Advanced Google Tag Manager Tips – Tracking HTML Video Elements

Hello and welcome back to another advanced tip for Google Tag Manager. Today, we will be discussing how to build a listener for tracking HTML Video interactions in a way that allows us to use the built-in video triggers that currently only support YouTube videos. This will require knowledge of JavaScript and specifically how to listen for and react to media events. Don’t worry though, we will be providing a full example that you can use to track your videos.


The HTML Video element was added as part of the HTML5 specification to allow you to embed video files on a webpage very easily, and new JavaScript APIs were released to make interacting with these elements as straightforward as possible. These new media APIs include Media Events that are sent when certain actions take place, like a video being played or paused. By hooking onto these events, we can trigger callbacks to be run as they fire exactly as we would to track clicks on a link or scrolling through a webpage. The events we will be looking at today will be:

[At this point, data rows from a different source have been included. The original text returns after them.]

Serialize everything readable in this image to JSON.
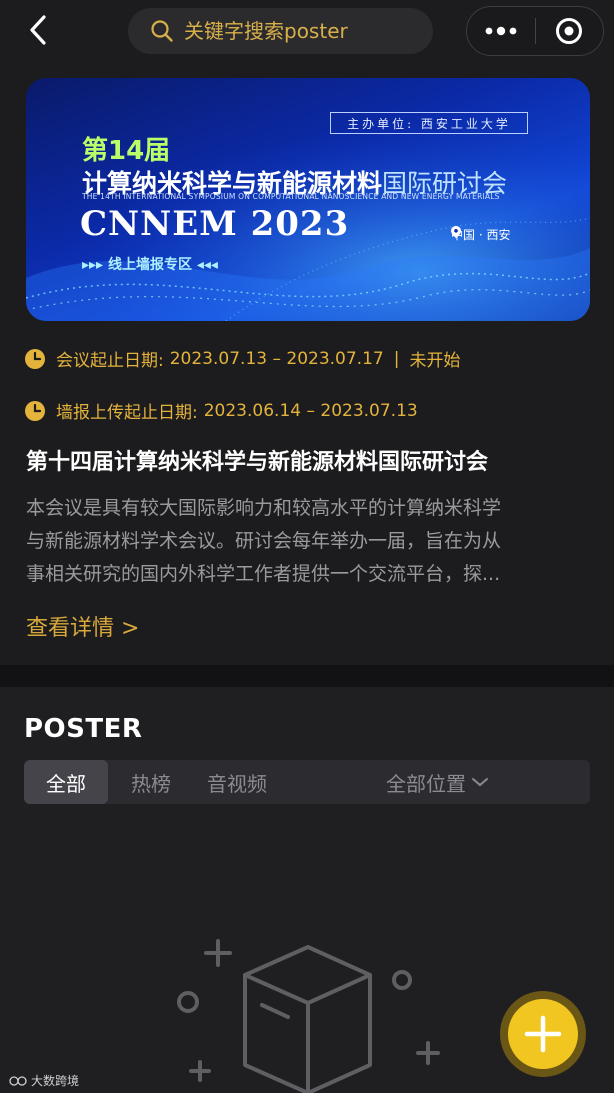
{
  "search": {
    "placeholder": "关键字搜索poster"
  },
  "banner": {
    "host": "主办单位: 西安工业大学",
    "edition": "第14届",
    "title_main": "计算纳米科学与新能源材料",
    "title_suffix": "国际研讨会",
    "title_en": "THE 14TH INTERNATIONAL SYMPOSIUM ON COMPUTATIONAL NANOSCIENCE AND NEW ENERGY MATERIALS",
    "brand": "CNNEM 2023",
    "location": "中国 · 西安",
    "online_label": "▸▸▸ 线上墙报专区 ◂◂◂"
  },
  "meeting": {
    "dates_label": "会议起止日期:",
    "dates_value": "2023.07.13 – 2023.07.17",
    "status_sep": "|",
    "status": "未开始",
    "upload_label": "墙报上传起止日期:",
    "upload_value": "2023.06.14 – 2023.07.13",
    "title": "第十四届计算纳米科学与新能源材料国际研讨会",
    "desc_lines": [
      "本会议是具有较大国际影响力和较高水平的计算纳米科学",
      "与新能源材料学术会议。研讨会每年举办一届，旨在为从",
      "事相关研究的国内外科学工作者提供一个交流平台，探..."
    ],
    "detail_link": "查看详情 >"
  },
  "poster": {
    "heading": "POSTER",
    "tabs": [
      "全部",
      "热榜",
      "音视频"
    ],
    "location_filter": "全部位置"
  },
  "watermark": "大数跨境",
  "colors": {
    "accent": "#e3b33c",
    "fab": "#f2c621",
    "background": "#1c1c1e"
  },
  "icons": [
    "back-arrow-icon",
    "search-icon",
    "more-dots-icon",
    "close-target-icon",
    "clock-icon",
    "chevron-down-icon",
    "empty-box-icon",
    "plus-icon"
  ]
}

  • play: Sent when the playback state is no longer paused.
  • pause: Sent when the playback has been paused.
  • ended: Sent when the playback has completed.

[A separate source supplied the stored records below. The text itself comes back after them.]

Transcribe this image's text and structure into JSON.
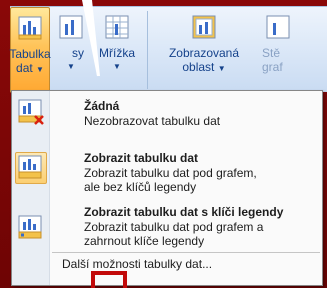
{
  "ribbon": {
    "buttons": [
      {
        "name": "data-table",
        "label_line1": "Tabulka",
        "label_line2": "dat",
        "has_arrow": true,
        "active": true
      },
      {
        "name": "axes",
        "label_line1": "sy",
        "label_line2": "",
        "has_arrow": true,
        "active": false
      },
      {
        "name": "gridlines",
        "label_line1": "Mřížka",
        "label_line2": "",
        "has_arrow": true,
        "active": false
      },
      {
        "name": "plot-area",
        "label_line1": "Zobrazovaná",
        "label_line2": "oblast",
        "has_arrow": true,
        "active": false
      },
      {
        "name": "chart-wall",
        "label_line1": "Stě",
        "label_line2": "graf",
        "has_arrow": false,
        "active": false
      }
    ]
  },
  "menu": {
    "items": [
      {
        "title": "Žádná",
        "desc_line1": "Nezobrazovat tabulku dat",
        "desc_line2": ""
      },
      {
        "title": "Zobrazit tabulku dat",
        "desc_line1": "Zobrazit tabulku dat pod grafem,",
        "desc_line2": "ale bez klíčů legendy"
      },
      {
        "title": "Zobrazit tabulku dat s klíči legendy",
        "desc_line1": "Zobrazit tabulku dat pod grafem a",
        "desc_line2": "zahrnout klíče legendy"
      }
    ],
    "more_options": "Další možnosti tabulky dat..."
  },
  "colors": {
    "frame": "#7a0606",
    "highlight": "#ffc45a",
    "annotation": "#c20a0a",
    "text": "#15428b"
  }
}
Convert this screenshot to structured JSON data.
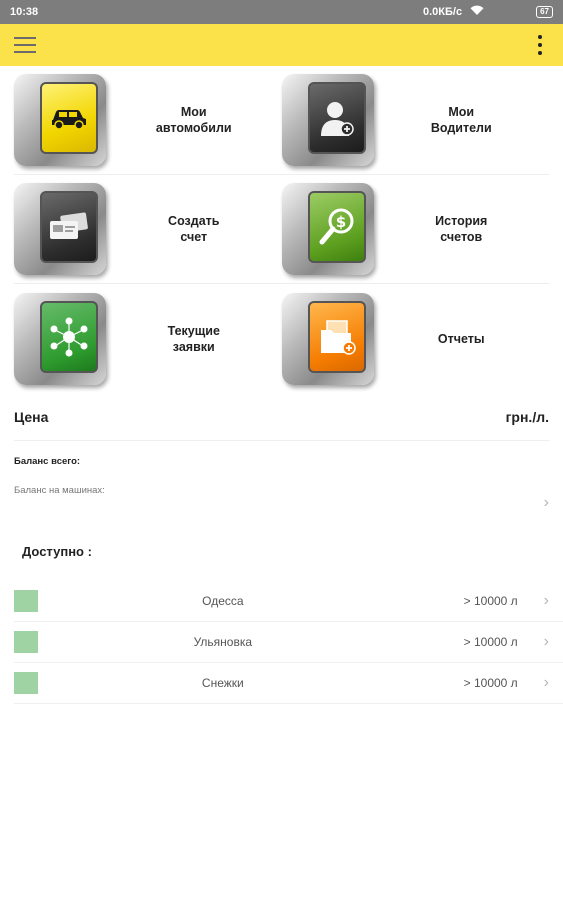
{
  "status_bar": {
    "time": "10:38",
    "speed": "0.0КБ/с",
    "battery": "67"
  },
  "app_bar": {},
  "menu": [
    {
      "label": "Мои\nавтомобили",
      "icon": "car-icon",
      "color": "yellow"
    },
    {
      "label": "Мои\nВодители",
      "icon": "driver-add-icon",
      "color": "dark"
    },
    {
      "label": "Создать\nсчет",
      "icon": "invoice-cards-icon",
      "color": "dark"
    },
    {
      "label": "История\nсчетов",
      "icon": "magnifier-dollar-icon",
      "color": "green"
    },
    {
      "label": "Текущие\nзаявки",
      "icon": "network-people-icon",
      "color": "greenb"
    },
    {
      "label": "Отчеты",
      "icon": "report-folder-icon",
      "color": "orange"
    }
  ],
  "price": {
    "label": "Цена",
    "unit": "грн./л."
  },
  "balance": {
    "total_label": "Баланс всего:",
    "cars_label": "Баланс на машинах:"
  },
  "available": {
    "title": "Доступно :",
    "swatch_color": "#9fd3a3",
    "stations": [
      {
        "name": "Одесса",
        "amount": "> 10000 л"
      },
      {
        "name": "Ульяновка",
        "amount": "> 10000 л"
      },
      {
        "name": "Снежки",
        "amount": "> 10000 л"
      }
    ]
  }
}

To listen for these events, we will need to add our listeners to the video element itself:

Website code for Google Tag Manager

Within our listener callbacks is where we can set up our calls to push the event and its metadata to the dataLayer so that we can trigger our tags. Before we set those up, let’s review the payload GTM sends to the dataLayer for YouTube videos so we can structure ours in a similar way

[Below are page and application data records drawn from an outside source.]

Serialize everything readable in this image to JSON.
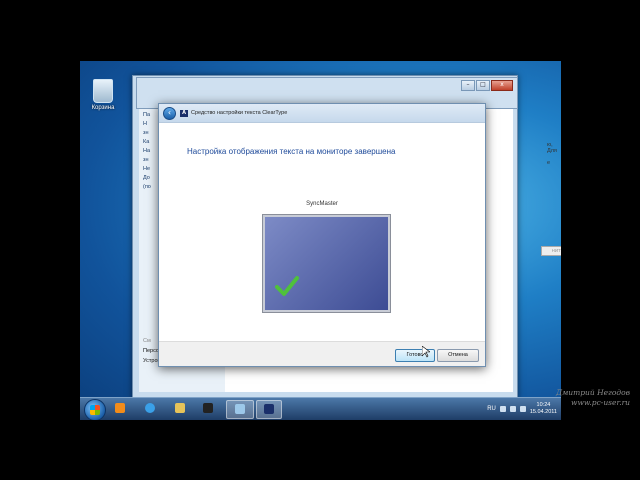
{
  "desktop": {
    "recycle_bin_label": "Корзина"
  },
  "control_panel": {
    "side_items": [
      "Па",
      "Н",
      "зн",
      "Ка",
      "На",
      "зн",
      "Не",
      "До",
      "(по"
    ],
    "side_bottom_header": "См",
    "side_bottom_items": [
      "Персонализация",
      "Устройства и принтеры"
    ],
    "right_fragments": [
      "ю, Для",
      "е",
      "нить"
    ]
  },
  "dialog": {
    "title": "Средство настройки текста ClearType",
    "heading": "Настройка отображения текста на мониторе завершена",
    "monitor_name": "SyncMaster",
    "done_label": "Готово",
    "cancel_label": "Отмена"
  },
  "taskbar": {
    "language": "RU",
    "time": "10:24",
    "date": "15.04.2011",
    "items": [
      "media-player",
      "internet-explorer",
      "explorer",
      "video",
      "control-panel",
      "cleartype"
    ]
  },
  "watermark": {
    "line1": "Дмитрий Негодов",
    "line2": "www.pc-user.ru"
  },
  "colors": {
    "accent": "#1e4a9a",
    "check": "#4fc13b"
  }
}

Back in 2017, Google Tag Manager released native support for tracking YouTube videos including a new trigger type and some built-in variables. Clearly, this was a big win for those looking to track YouTube embeds without additional code, but it cleverly also provided a clean event payload schema for those looking to track other types of embeds in a similar manner. Let’s take a look at what an example payload looks like for a YouTube video:

Website code for Google Tag Manager

By modeling our event payloads using this same schema, we can take advantage of the native trigger and variables – so let’s get back to our HTML Video Listener.


As we discussed previously, to hook into the media events being emitted, we will need to add an event listener directly to the video element and within the callback we will send an event to the dataLayer using the schema definition above. Let’s take a look at an example for the play event:

Website code for Google Tag Manager

In this example, we are pushing an event to the dataLayer after the video element has emitted the play event. As part of this payload, we are indicating the status of the video as start, since play is currently not an accepted option for the schema. We are setting the URL to the src of the video element, but, do note, you may need to read this from the child source element if you are providing video in multiple formats. We have omitted video title, but if you would like to include a title, I would recommend adding a new data-* attribute to the <video> and then accessing it via JavaScript. Example:

Website code for Google Tag Manager

Website code for Google Tag Manager

The event listeners for the pause and ended events will follow the same setup. Let’s take a look at how we can extract our listener callback so we are not duplicating ourselves over and over:

Website code for Google Tag Manager

By extracting the callback to its own defined function, it allows us to use it with all of the listeners we need to add.

The example above is a fully working media event listener, but it has one potential issue, it will only track the first video on a webpage. What happens when we need to track multiple videos on a single page? Well, since we are working with native HTML elements, we can simply first select all of the videos from document and then loop through them to add our listeners:

Website code for Google Tag Manager

Now we are listening for the playpause, and ended events for every video on a single page. With the listener code completed, let’s get it added to Tag Manager and walkthrough how to set up the trigger and variables.


In Tag Manager, we will first want to enable the variables that we will be needing:

Website code for Google Tag Manager

Once these have been enabled we can add our listener as a custom HTML tag:

Website code for Google Tag Manager

This listener tag needs to fire on all pages that contain a video that needs to be tracked. We do not typically recommend firing tags on pages that don’t require them, but in the case of the listener, you could fire this across all pages if there’s no way to filter by those with a video. We would also recommend firing them using the DOM ready trigger type to be sure the elements have been added to the page. Note that we have wrapped our code in an Immediately invoked function expression or IIFE so that we are not adding our function and variables to the global namespace.

Now the listener tag is only responsible for pushing our video events to the dataLayer. We will need to set up a new YouTube Video trigger to fire the tags responsible for tracking these events.

Website code for Google Tag Manager

With the trigger setup, it can be added to any tag used to track video interactions, like an event tag for Google Analytics.


To recap, we have created a simple, reusable listener that we can add to any of our containers to track HTML video embeds using the native trigger and built-in variables. Will you be using this in your containers and are there any additional events you would like to see be handled by our listener? Let us know in the comments. If you would like any assistance with implementing tracking in Google Tag Manager, please reach out to our Data Intelligence Team and we will be in touch.

Github Gist: HTML Video Listener

Author avatar
Nicholas Hoium
Nicholas was FoundSM’s first employee. He primarily implements Web Analytics software; constructs ETL solutions for internal and external dashboards and reports; and develops internal web applications and APIs for lead management.